I remember waking up one morning to use the bathroom and feeling her move when I got back into bed. Later that morning I sent my kids off to school, including my new kindergartner, and it was only his 1st week of school. I called my mom and we talking for a long time and I remember thinking that I hadn’t felt the baby move very much. I went to pick my son up from kindergarten thinking “ I better count her movements when I get back.” I got back home and ate and drank and laid down being a good Labor and Delivery nurse and planned to count movements. Thirty minutes passed and I still hadn’t felt anything. I started texting my doctor’s nurse, one of my best friends, asking about coming in to be monitored and that I was sure it was nothing but I just wanted to be sure. When I arrived, she hooked me up to the monitor and unfortunately I know exactly how to read the fetal tracing. We had a heartbeat which was good but it wasn’t fluctuating, and that’s not good. She watched for about 30 minutes and then called the doctor for an ultrasound. By this time, I was starting to freak out because I knew that it wasn’t a good sign. During the ultrasound, we did not see any fetal movement. This is an omnious sign. I was 36 weeks, and they called the doctor and said they were going to do a cesarean section. I had already had 2 c-sections so that was my plan, but I was not planning for this at 36 weeks. I called my husband on the way to the hospital and told him that they were going to get me ready for a c-section. My husband barely made it before they took me to the OR. Ruby needed some resuscitation but responded well.

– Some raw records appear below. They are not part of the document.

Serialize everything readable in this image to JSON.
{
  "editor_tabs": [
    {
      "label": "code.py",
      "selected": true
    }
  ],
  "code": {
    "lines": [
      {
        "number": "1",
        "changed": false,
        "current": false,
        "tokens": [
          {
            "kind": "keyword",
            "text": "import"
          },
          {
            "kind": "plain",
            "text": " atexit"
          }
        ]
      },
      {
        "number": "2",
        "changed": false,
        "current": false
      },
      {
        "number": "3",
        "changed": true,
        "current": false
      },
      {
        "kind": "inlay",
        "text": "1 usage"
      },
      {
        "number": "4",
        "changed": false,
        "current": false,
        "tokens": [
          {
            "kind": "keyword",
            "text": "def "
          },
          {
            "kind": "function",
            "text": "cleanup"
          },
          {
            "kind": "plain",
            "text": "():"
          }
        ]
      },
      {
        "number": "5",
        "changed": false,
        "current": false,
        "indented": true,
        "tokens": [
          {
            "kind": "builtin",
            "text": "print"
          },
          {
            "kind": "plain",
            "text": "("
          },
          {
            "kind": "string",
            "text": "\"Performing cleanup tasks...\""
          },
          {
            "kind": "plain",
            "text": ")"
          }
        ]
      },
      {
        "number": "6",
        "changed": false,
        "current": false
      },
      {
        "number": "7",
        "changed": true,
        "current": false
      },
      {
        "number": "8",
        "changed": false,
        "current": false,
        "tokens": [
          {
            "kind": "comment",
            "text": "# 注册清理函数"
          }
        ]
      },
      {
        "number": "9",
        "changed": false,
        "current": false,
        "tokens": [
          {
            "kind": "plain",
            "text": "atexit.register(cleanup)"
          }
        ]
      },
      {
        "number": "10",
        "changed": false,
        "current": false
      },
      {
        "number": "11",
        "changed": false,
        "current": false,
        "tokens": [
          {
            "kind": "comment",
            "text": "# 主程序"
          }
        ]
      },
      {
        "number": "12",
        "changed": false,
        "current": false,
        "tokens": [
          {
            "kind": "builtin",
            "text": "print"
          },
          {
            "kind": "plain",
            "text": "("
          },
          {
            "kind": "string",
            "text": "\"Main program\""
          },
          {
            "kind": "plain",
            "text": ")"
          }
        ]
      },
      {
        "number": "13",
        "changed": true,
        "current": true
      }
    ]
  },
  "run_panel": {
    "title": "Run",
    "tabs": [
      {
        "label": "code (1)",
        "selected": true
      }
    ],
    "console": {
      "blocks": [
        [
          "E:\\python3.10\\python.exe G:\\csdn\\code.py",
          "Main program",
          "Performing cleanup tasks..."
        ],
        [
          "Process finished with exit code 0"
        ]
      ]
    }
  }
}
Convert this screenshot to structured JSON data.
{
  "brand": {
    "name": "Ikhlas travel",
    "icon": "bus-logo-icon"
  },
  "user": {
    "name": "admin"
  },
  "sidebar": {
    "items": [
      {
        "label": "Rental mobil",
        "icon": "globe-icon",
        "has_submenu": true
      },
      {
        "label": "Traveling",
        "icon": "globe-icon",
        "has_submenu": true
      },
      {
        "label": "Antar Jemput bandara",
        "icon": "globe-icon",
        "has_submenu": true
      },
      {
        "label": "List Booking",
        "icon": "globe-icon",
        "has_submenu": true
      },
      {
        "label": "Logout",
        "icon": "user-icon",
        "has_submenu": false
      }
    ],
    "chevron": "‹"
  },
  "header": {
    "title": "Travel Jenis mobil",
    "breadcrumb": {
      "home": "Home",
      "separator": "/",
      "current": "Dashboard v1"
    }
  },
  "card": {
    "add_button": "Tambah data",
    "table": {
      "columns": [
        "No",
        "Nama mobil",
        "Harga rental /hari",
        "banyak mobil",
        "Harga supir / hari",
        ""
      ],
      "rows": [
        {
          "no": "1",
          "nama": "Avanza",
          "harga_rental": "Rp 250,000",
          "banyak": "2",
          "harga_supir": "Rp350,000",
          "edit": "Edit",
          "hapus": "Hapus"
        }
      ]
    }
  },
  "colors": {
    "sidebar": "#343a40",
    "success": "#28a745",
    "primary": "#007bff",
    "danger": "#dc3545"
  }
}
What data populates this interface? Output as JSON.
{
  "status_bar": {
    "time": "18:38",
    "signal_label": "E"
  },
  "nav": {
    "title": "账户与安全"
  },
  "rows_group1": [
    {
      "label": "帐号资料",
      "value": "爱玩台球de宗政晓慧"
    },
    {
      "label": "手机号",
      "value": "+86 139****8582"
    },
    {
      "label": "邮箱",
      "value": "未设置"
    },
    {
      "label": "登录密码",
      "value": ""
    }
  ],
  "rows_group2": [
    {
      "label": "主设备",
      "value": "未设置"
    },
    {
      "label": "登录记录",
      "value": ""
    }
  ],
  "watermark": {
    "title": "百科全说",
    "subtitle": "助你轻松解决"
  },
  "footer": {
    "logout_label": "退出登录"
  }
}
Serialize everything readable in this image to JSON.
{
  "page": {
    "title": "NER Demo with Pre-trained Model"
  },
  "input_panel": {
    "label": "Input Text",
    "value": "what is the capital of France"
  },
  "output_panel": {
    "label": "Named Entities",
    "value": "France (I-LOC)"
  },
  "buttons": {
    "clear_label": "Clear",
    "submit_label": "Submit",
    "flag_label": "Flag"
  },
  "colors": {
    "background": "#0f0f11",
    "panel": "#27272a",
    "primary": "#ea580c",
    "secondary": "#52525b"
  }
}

I will never forget seeing her head on the warmer. That was all I could see while I was being operated on. Even then I could tell she was a red head.
I fell in love with her immediately. I held her in my arms and saw that sweet face and all the bonding I didn’t feel before suddenly came. I could only hold her for a little because she needed to go to the nursery to check her blood sugar and to watch her breathing. Her sugar was ridiculously low. My husband stayed with her in the nursery the whole time because I wanted someone to be with her. She had to be flown to another hospital because her blood sugar kept dropping. I think that was the hardest thing to have her taken away from me after I finally felt a bond with her. Her siblings were able to see her being flown out and the next day my husband was able to face time from the hospital while he held her. I spent 5 days in the hospital because of a difficult recovery and the day I was able to leave my husband drove me to her. I just cried because I was so afraid she wouldn’t feel love because I wasn’t able to hold her all the time. She was in the hospital for 10 days total and we finally were able to bring her home. What a joyous homecoming. It wasn’t easy with all the work it required but I was so happy to hold her and look at her and have all of her family love on her.
I was so very grateful to have a prenatal diagnosis. I was able to go through all the emotions and coping of learning I was having a special child with Down syndrome, that the minute she was placed in my arms, I didn’t even care. I was just happy that she was mine and she was here safely and that I was her mother. I always say that is I knew then what I know now, I don’t think I would cry. It isn’t easy but there is a lot of happiness and joy in our home, all because of that sweet Ruby.
Melody is a labor and delivery nurse by night and mom and hiker by day. She loves hiking and will do just about anything for a stamp in her national parks passport. Melody is working on her goal of visiting every national park and monument/historic site in the US with her 4 children and husband. She also loves winning stuff on the radio and sleeping because she is always sleep deprived. You can follow the family’s progress on Instagram @downwithadventure.